Disability-adjusted life years associated with population ageing in China, 1990-2017

Academic Article

Abstract

  • Background: The Chinese population has aged significantly in the last few decades. Comprehensive health losses including both fatal and non-fatal health outcomes associated with ageing in China have not been detailed. Methods: Based on freely accessible disability adjusted life years (DALYs) estimated by the Global Burden of Diseases (GBD) 2017, we adopted a robust decomposition method that ascribes changes in DALYs in any given country across two time points to changes resulting from three sources: population size, age structure, and age-specific DALYs rate per 100,000 population. Using the method, we calculated DALYs associated with population ageing in China from 1990 to 2017 and examined the counteraction between the effects of DALYs rate change and population ageing. This method extends previous work through attributing the change in DALYs to the three sources. Results: Population ageing was associated with 92.8 million DALYs between 1990 and 2017 in China, of which 65.8% (61.1 million) were years of life lost (YLLs). Males had comparatively more DALYs associated with population ageing than females in the study period. The five leading causes of DALYs associated with population ageing between 1990 and 2017 were stroke (23.6 million), chronic obstructive pulmonary disease (COPD) (18.3 million), ischemic heart disease (13.0 million), tracheal, bronchus, and lung cancer (6.1 million) and liver cancer (5.0 million). Between 1990 and 2017, changes in DALYs associated with age-specific DALY rate reductions far exceeded those related to population ageing (− 196.2 million versus 92.8 million); 57.5% (− 112.8 million) of DALYs were caused by decreases in rates attributed to 84 modifiable risk factors. Conclusion: Population ageing was associated with growing health loss in China from 1990 to 2017. Despite the recent progress in alleviating health loss associated with population ageing, the government should encourage scientific research on effective and affordable prevention and control strategies and should consider investment in resources to implement strategies nationwide to address the future challenge of population ageing.
  • Authors

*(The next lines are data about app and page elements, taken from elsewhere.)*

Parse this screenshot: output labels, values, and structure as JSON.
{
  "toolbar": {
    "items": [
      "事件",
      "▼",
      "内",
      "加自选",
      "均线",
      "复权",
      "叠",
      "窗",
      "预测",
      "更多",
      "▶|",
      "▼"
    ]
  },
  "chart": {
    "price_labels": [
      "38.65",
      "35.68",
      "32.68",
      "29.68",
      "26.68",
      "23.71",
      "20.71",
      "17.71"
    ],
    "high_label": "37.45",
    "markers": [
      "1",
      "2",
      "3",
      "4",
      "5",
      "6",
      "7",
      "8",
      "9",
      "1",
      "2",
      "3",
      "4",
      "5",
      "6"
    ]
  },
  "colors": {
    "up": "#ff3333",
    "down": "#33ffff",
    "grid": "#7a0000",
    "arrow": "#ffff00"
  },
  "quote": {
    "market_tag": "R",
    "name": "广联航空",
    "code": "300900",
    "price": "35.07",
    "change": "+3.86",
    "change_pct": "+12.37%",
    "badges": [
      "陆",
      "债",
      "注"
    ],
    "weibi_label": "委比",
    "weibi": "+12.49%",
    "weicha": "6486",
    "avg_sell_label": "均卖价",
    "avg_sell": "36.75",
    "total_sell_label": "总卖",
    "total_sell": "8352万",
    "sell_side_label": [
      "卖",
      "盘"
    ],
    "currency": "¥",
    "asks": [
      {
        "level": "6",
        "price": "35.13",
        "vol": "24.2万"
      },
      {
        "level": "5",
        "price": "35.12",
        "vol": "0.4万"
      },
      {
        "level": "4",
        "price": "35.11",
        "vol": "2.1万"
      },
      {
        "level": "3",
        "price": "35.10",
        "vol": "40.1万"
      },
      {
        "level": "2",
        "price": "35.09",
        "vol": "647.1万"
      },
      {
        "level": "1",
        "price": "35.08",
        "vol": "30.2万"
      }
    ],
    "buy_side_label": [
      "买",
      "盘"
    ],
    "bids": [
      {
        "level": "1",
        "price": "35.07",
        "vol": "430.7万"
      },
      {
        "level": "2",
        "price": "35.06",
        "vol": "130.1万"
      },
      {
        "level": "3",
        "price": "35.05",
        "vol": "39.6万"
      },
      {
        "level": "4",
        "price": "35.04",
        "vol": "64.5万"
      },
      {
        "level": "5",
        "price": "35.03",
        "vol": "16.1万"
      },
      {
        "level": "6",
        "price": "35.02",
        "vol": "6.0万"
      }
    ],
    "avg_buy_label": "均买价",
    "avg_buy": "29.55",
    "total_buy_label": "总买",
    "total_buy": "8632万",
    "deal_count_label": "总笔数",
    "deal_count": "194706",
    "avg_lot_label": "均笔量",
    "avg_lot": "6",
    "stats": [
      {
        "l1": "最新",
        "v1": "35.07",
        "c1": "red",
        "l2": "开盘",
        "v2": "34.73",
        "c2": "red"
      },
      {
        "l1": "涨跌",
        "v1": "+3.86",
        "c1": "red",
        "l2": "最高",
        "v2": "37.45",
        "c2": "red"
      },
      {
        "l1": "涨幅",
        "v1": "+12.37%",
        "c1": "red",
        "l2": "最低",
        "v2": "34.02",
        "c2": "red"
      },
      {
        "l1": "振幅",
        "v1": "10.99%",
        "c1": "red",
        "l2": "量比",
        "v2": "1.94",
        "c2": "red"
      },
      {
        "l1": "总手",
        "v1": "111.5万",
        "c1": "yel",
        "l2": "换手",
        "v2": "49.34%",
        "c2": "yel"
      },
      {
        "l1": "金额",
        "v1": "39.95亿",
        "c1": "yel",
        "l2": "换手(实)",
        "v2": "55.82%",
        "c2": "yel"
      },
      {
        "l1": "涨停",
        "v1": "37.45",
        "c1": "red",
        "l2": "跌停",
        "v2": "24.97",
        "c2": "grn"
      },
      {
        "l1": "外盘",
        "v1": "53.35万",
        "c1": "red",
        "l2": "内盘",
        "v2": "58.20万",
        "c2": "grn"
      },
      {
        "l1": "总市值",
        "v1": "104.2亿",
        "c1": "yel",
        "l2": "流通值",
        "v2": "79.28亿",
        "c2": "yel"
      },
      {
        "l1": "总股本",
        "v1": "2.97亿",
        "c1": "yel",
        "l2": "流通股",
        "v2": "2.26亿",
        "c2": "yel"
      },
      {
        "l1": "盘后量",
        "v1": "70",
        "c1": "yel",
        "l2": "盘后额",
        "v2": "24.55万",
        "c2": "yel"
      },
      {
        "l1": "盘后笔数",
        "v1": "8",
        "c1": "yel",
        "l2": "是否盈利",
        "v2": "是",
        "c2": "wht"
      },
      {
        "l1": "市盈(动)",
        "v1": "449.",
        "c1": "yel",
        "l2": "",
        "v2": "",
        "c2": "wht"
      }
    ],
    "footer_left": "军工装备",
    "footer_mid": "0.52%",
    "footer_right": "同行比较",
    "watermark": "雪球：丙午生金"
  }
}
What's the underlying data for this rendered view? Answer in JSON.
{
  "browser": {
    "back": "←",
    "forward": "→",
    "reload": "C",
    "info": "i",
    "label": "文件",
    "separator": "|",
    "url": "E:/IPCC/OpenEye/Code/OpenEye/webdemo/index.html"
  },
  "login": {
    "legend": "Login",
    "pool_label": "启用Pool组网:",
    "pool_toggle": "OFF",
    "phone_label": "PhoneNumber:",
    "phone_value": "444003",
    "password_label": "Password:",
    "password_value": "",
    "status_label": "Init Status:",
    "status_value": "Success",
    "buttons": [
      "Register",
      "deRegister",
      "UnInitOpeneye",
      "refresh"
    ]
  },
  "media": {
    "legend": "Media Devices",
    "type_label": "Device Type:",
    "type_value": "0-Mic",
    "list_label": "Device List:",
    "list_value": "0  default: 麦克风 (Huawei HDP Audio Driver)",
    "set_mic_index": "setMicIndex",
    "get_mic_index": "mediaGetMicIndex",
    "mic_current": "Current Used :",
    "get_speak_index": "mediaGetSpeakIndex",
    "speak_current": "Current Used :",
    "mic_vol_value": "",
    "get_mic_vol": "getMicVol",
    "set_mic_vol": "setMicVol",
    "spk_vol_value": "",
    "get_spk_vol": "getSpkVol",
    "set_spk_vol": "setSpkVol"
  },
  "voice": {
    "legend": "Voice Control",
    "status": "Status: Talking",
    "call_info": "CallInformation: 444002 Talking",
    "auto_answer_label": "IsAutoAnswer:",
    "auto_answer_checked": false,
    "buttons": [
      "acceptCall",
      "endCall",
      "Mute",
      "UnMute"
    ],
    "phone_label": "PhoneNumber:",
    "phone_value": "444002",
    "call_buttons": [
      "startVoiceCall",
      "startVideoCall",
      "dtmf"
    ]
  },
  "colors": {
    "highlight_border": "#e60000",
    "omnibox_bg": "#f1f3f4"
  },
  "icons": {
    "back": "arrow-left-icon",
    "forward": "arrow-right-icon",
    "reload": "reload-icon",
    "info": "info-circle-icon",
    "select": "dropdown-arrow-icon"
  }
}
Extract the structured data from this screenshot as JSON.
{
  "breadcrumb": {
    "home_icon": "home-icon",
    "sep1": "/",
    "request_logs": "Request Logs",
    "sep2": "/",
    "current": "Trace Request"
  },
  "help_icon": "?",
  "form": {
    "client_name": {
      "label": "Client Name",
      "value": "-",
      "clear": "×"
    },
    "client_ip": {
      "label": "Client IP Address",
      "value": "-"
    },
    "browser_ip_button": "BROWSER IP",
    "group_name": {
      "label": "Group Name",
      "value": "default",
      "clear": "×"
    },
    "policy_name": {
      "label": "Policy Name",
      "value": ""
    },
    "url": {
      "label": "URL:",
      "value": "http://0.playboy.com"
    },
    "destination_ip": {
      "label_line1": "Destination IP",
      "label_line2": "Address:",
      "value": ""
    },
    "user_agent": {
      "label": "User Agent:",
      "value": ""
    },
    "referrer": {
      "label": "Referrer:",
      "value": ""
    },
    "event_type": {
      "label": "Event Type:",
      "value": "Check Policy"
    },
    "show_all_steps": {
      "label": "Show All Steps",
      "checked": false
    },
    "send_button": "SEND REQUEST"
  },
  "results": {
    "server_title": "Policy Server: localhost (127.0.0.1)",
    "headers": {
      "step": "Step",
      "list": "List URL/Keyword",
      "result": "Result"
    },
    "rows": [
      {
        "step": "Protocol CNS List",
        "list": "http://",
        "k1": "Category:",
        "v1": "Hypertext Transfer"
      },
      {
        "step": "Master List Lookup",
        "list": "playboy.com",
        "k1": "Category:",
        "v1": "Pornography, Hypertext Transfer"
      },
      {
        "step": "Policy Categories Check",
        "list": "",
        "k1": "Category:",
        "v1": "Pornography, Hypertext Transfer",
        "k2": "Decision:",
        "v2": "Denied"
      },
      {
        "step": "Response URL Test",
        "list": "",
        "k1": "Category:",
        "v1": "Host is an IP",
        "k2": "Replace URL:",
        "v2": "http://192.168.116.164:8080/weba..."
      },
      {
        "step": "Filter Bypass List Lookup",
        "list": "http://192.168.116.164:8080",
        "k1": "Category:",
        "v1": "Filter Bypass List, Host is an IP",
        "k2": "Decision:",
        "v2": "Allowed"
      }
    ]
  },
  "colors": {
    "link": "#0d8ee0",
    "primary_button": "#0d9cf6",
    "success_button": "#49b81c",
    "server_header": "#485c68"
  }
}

    Published In

  • BMC Geriatrics  Journal
  • Digital Object Identifier (doi)

    Pubmed Id

  • 18976073
  • Author List

  • Li R; Cheng X; Schwebel DC; Yang Y; Ning P; Cheng P; Hu G
  • Volume

  • 21
  • Issue

  • 1